___ PROVIDED DATA ___
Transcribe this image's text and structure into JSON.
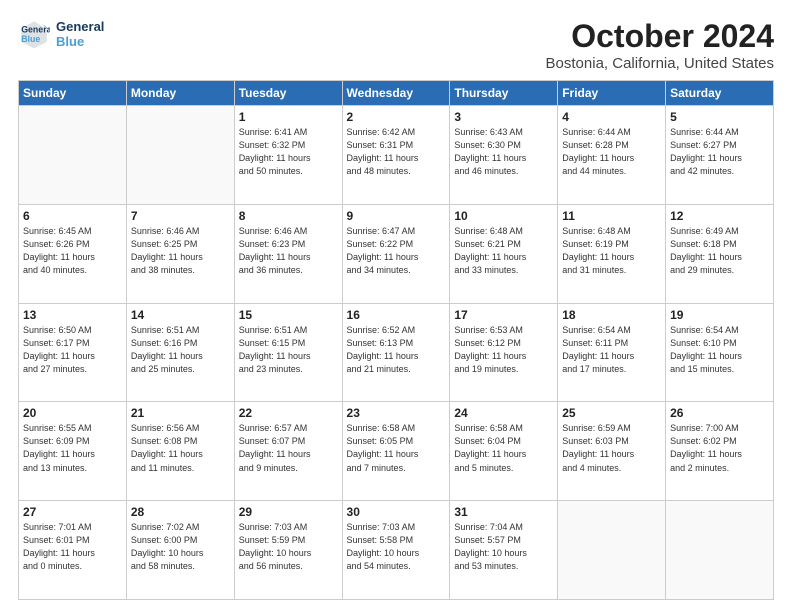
{
  "header": {
    "logo_line1": "General",
    "logo_line2": "Blue",
    "title": "October 2024",
    "subtitle": "Bostonia, California, United States"
  },
  "days_of_week": [
    "Sunday",
    "Monday",
    "Tuesday",
    "Wednesday",
    "Thursday",
    "Friday",
    "Saturday"
  ],
  "weeks": [
    [
      {
        "day": "",
        "detail": ""
      },
      {
        "day": "",
        "detail": ""
      },
      {
        "day": "1",
        "detail": "Sunrise: 6:41 AM\nSunset: 6:32 PM\nDaylight: 11 hours\nand 50 minutes."
      },
      {
        "day": "2",
        "detail": "Sunrise: 6:42 AM\nSunset: 6:31 PM\nDaylight: 11 hours\nand 48 minutes."
      },
      {
        "day": "3",
        "detail": "Sunrise: 6:43 AM\nSunset: 6:30 PM\nDaylight: 11 hours\nand 46 minutes."
      },
      {
        "day": "4",
        "detail": "Sunrise: 6:44 AM\nSunset: 6:28 PM\nDaylight: 11 hours\nand 44 minutes."
      },
      {
        "day": "5",
        "detail": "Sunrise: 6:44 AM\nSunset: 6:27 PM\nDaylight: 11 hours\nand 42 minutes."
      }
    ],
    [
      {
        "day": "6",
        "detail": "Sunrise: 6:45 AM\nSunset: 6:26 PM\nDaylight: 11 hours\nand 40 minutes."
      },
      {
        "day": "7",
        "detail": "Sunrise: 6:46 AM\nSunset: 6:25 PM\nDaylight: 11 hours\nand 38 minutes."
      },
      {
        "day": "8",
        "detail": "Sunrise: 6:46 AM\nSunset: 6:23 PM\nDaylight: 11 hours\nand 36 minutes."
      },
      {
        "day": "9",
        "detail": "Sunrise: 6:47 AM\nSunset: 6:22 PM\nDaylight: 11 hours\nand 34 minutes."
      },
      {
        "day": "10",
        "detail": "Sunrise: 6:48 AM\nSunset: 6:21 PM\nDaylight: 11 hours\nand 33 minutes."
      },
      {
        "day": "11",
        "detail": "Sunrise: 6:48 AM\nSunset: 6:19 PM\nDaylight: 11 hours\nand 31 minutes."
      },
      {
        "day": "12",
        "detail": "Sunrise: 6:49 AM\nSunset: 6:18 PM\nDaylight: 11 hours\nand 29 minutes."
      }
    ],
    [
      {
        "day": "13",
        "detail": "Sunrise: 6:50 AM\nSunset: 6:17 PM\nDaylight: 11 hours\nand 27 minutes."
      },
      {
        "day": "14",
        "detail": "Sunrise: 6:51 AM\nSunset: 6:16 PM\nDaylight: 11 hours\nand 25 minutes."
      },
      {
        "day": "15",
        "detail": "Sunrise: 6:51 AM\nSunset: 6:15 PM\nDaylight: 11 hours\nand 23 minutes."
      },
      {
        "day": "16",
        "detail": "Sunrise: 6:52 AM\nSunset: 6:13 PM\nDaylight: 11 hours\nand 21 minutes."
      },
      {
        "day": "17",
        "detail": "Sunrise: 6:53 AM\nSunset: 6:12 PM\nDaylight: 11 hours\nand 19 minutes."
      },
      {
        "day": "18",
        "detail": "Sunrise: 6:54 AM\nSunset: 6:11 PM\nDaylight: 11 hours\nand 17 minutes."
      },
      {
        "day": "19",
        "detail": "Sunrise: 6:54 AM\nSunset: 6:10 PM\nDaylight: 11 hours\nand 15 minutes."
      }
    ],
    [
      {
        "day": "20",
        "detail": "Sunrise: 6:55 AM\nSunset: 6:09 PM\nDaylight: 11 hours\nand 13 minutes."
      },
      {
        "day": "21",
        "detail": "Sunrise: 6:56 AM\nSunset: 6:08 PM\nDaylight: 11 hours\nand 11 minutes."
      },
      {
        "day": "22",
        "detail": "Sunrise: 6:57 AM\nSunset: 6:07 PM\nDaylight: 11 hours\nand 9 minutes."
      },
      {
        "day": "23",
        "detail": "Sunrise: 6:58 AM\nSunset: 6:05 PM\nDaylight: 11 hours\nand 7 minutes."
      },
      {
        "day": "24",
        "detail": "Sunrise: 6:58 AM\nSunset: 6:04 PM\nDaylight: 11 hours\nand 5 minutes."
      },
      {
        "day": "25",
        "detail": "Sunrise: 6:59 AM\nSunset: 6:03 PM\nDaylight: 11 hours\nand 4 minutes."
      },
      {
        "day": "26",
        "detail": "Sunrise: 7:00 AM\nSunset: 6:02 PM\nDaylight: 11 hours\nand 2 minutes."
      }
    ],
    [
      {
        "day": "27",
        "detail": "Sunrise: 7:01 AM\nSunset: 6:01 PM\nDaylight: 11 hours\nand 0 minutes."
      },
      {
        "day": "28",
        "detail": "Sunrise: 7:02 AM\nSunset: 6:00 PM\nDaylight: 10 hours\nand 58 minutes."
      },
      {
        "day": "29",
        "detail": "Sunrise: 7:03 AM\nSunset: 5:59 PM\nDaylight: 10 hours\nand 56 minutes."
      },
      {
        "day": "30",
        "detail": "Sunrise: 7:03 AM\nSunset: 5:58 PM\nDaylight: 10 hours\nand 54 minutes."
      },
      {
        "day": "31",
        "detail": "Sunrise: 7:04 AM\nSunset: 5:57 PM\nDaylight: 10 hours\nand 53 minutes."
      },
      {
        "day": "",
        "detail": ""
      },
      {
        "day": "",
        "detail": ""
      }
    ]
  ]
}
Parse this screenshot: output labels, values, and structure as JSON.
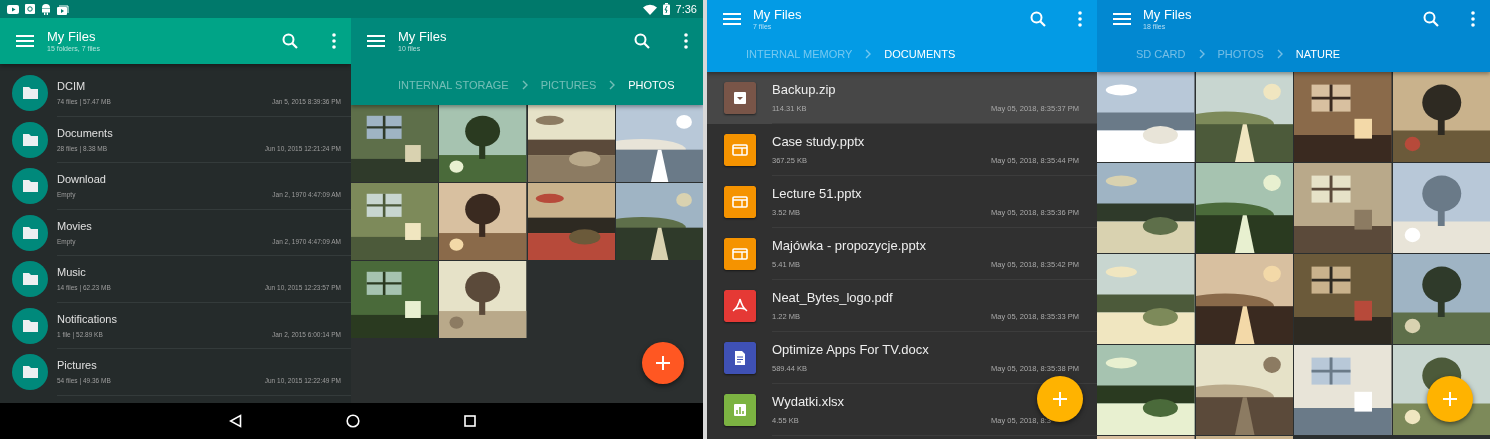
{
  "status_bar": {
    "time": "7:36"
  },
  "screens": [
    {
      "kind": "folders",
      "title": "My Files",
      "subtitle": "15 folders, 7 files",
      "items": [
        {
          "name": "DCIM",
          "info": "74 files | 57.47 MB",
          "date": "Jan 5, 2015 8:39:36 PM"
        },
        {
          "name": "Documents",
          "info": "28 files | 8.38 MB",
          "date": "Jun 10, 2015 12:21:24 PM"
        },
        {
          "name": "Download",
          "info": "Empty",
          "date": "Jan 2, 1970 4:47:09 AM"
        },
        {
          "name": "Movies",
          "info": "Empty",
          "date": "Jan 2, 1970 4:47:09 AM"
        },
        {
          "name": "Music",
          "info": "14 files | 62.23 MB",
          "date": "Jun 10, 2015 12:23:57 PM"
        },
        {
          "name": "Notifications",
          "info": "1 file | 52.89 KB",
          "date": "Jan 2, 2015 6:00:14 PM"
        },
        {
          "name": "Pictures",
          "info": "54 files | 49.36 MB",
          "date": "Jun 10, 2015 12:22:49 PM"
        }
      ]
    },
    {
      "kind": "gallery",
      "title": "My Files",
      "subtitle": "10 files",
      "breadcrumb": [
        {
          "label": "INTERNAL STORAGE",
          "selected": false
        },
        {
          "label": "PICTURES",
          "selected": false
        },
        {
          "label": "PHOTOS",
          "selected": true
        }
      ],
      "photos": [
        {
          "kind": "picture"
        },
        {
          "kind": "picture"
        },
        {
          "kind": "picture"
        },
        {
          "kind": "picture"
        },
        {
          "kind": "picture"
        },
        {
          "kind": "picture"
        },
        {
          "kind": "picture"
        },
        {
          "kind": "picture"
        },
        {
          "kind": "picture"
        },
        {
          "kind": "picture"
        }
      ]
    },
    {
      "kind": "files",
      "title": "My Files",
      "subtitle": "7 files",
      "breadcrumb": [
        {
          "label": "INTERNAL MEMORY",
          "selected": false
        },
        {
          "label": "DOCUMENTS",
          "selected": true
        }
      ],
      "items": [
        {
          "name": "Backup.zip",
          "kind": "archive",
          "size": "114.31 KB",
          "date": "May 05, 2018, 8:35:37 PM",
          "selected": true
        },
        {
          "name": "Case study.pptx",
          "kind": "slides",
          "size": "367.25 KB",
          "date": "May 05, 2018, 8:35:44 PM",
          "selected": false
        },
        {
          "name": "Lecture 51.pptx",
          "kind": "slides",
          "size": "3.52 MB",
          "date": "May 05, 2018, 8:35:36 PM",
          "selected": false
        },
        {
          "name": "Majówka - propozycje.pptx",
          "kind": "slides",
          "size": "5.41 MB",
          "date": "May 05, 2018, 8:35:42 PM",
          "selected": false
        },
        {
          "name": "Neat_Bytes_logo.pdf",
          "kind": "pdf",
          "size": "1.22 MB",
          "date": "May 05, 2018, 8:35:33 PM",
          "selected": false
        },
        {
          "name": "Optimize Apps For TV.docx",
          "kind": "doc",
          "size": "589.44 KB",
          "date": "May 05, 2018, 8:35:38 PM",
          "selected": false
        },
        {
          "name": "Wydatki.xlsx",
          "kind": "sheet",
          "size": "4.55 KB",
          "date": "May 05, 2018, 8:3",
          "selected": false
        }
      ]
    },
    {
      "kind": "gallery",
      "title": "My Files",
      "subtitle": "18 files",
      "breadcrumb": [
        {
          "label": "SD CARD",
          "selected": false
        },
        {
          "label": "PHOTOS",
          "selected": false
        },
        {
          "label": "NATURE",
          "selected": true
        }
      ],
      "photos": [
        {
          "kind": "picture"
        },
        {
          "kind": "picture"
        },
        {
          "kind": "picture"
        },
        {
          "kind": "picture"
        },
        {
          "kind": "picture"
        },
        {
          "kind": "picture"
        },
        {
          "kind": "picture"
        },
        {
          "kind": "picture"
        },
        {
          "kind": "picture"
        },
        {
          "kind": "picture"
        },
        {
          "kind": "picture"
        },
        {
          "kind": "picture"
        },
        {
          "kind": "picture"
        },
        {
          "kind": "picture"
        },
        {
          "kind": "picture"
        },
        {
          "kind": "picture"
        },
        {
          "kind": "picture"
        },
        {
          "kind": "picture"
        }
      ]
    }
  ]
}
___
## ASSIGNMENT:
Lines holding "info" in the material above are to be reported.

## ANSWER BOX:
          "info": "74 files | 57.47 MB",
          "info": "28 files | 8.38 MB",
          "info": "Empty",
          "info": "Empty",
          "info": "14 files | 62.23 MB",
          "info": "1 file | 52.89 KB",
          "info": "54 files | 49.36 MB",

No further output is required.